Web page and app entries:

/---

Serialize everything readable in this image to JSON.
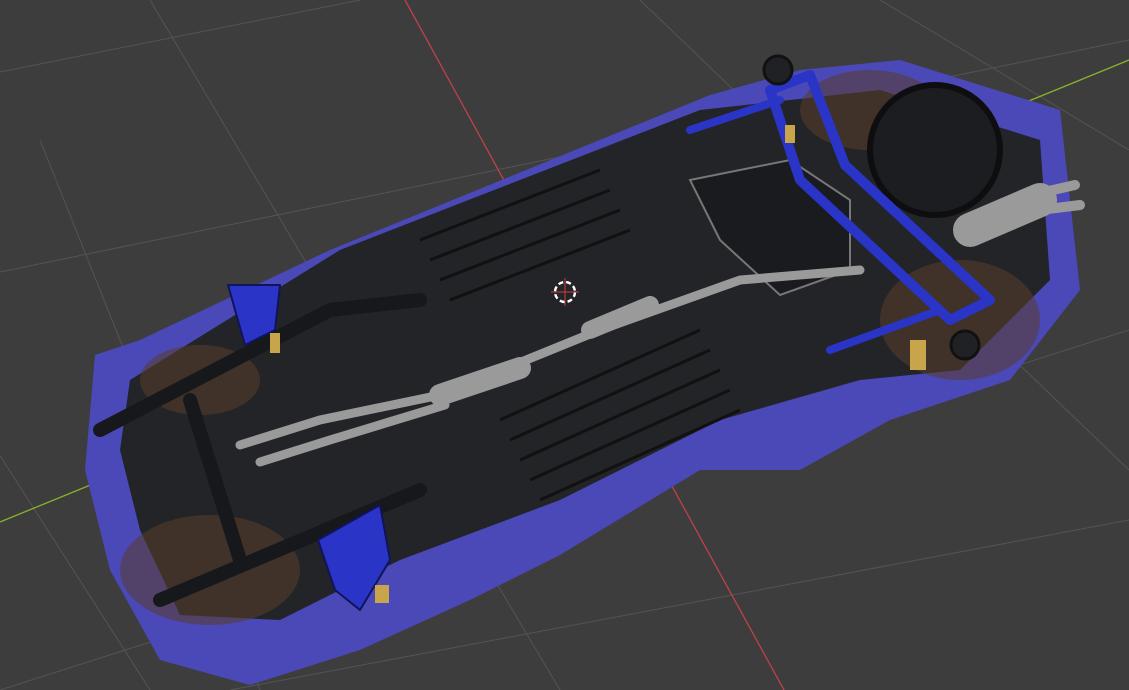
{
  "viewport": {
    "background_color": "#3d3d3d",
    "grid_color": "#545454",
    "x_axis_color": "#c0404a",
    "y_axis_color": "#86b22c",
    "cursor_color": "#ffffff",
    "cursor_accent_color": "#d33a3a"
  },
  "model": {
    "body_color": "#4b48b8",
    "chassis_color": "#222428",
    "rust_color": "#5a3e2a",
    "suspension_color": "#2a35c8",
    "exhaust_color": "#9a9a9a",
    "spring_color": "#c8a44a",
    "icon": "car-underbody-icon"
  },
  "cursor": {
    "icon": "3d-cursor-icon"
  }
}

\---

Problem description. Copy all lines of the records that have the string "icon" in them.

Completed task.
    "icon": "car-underbody-icon"
    "icon": "3d-cursor-icon"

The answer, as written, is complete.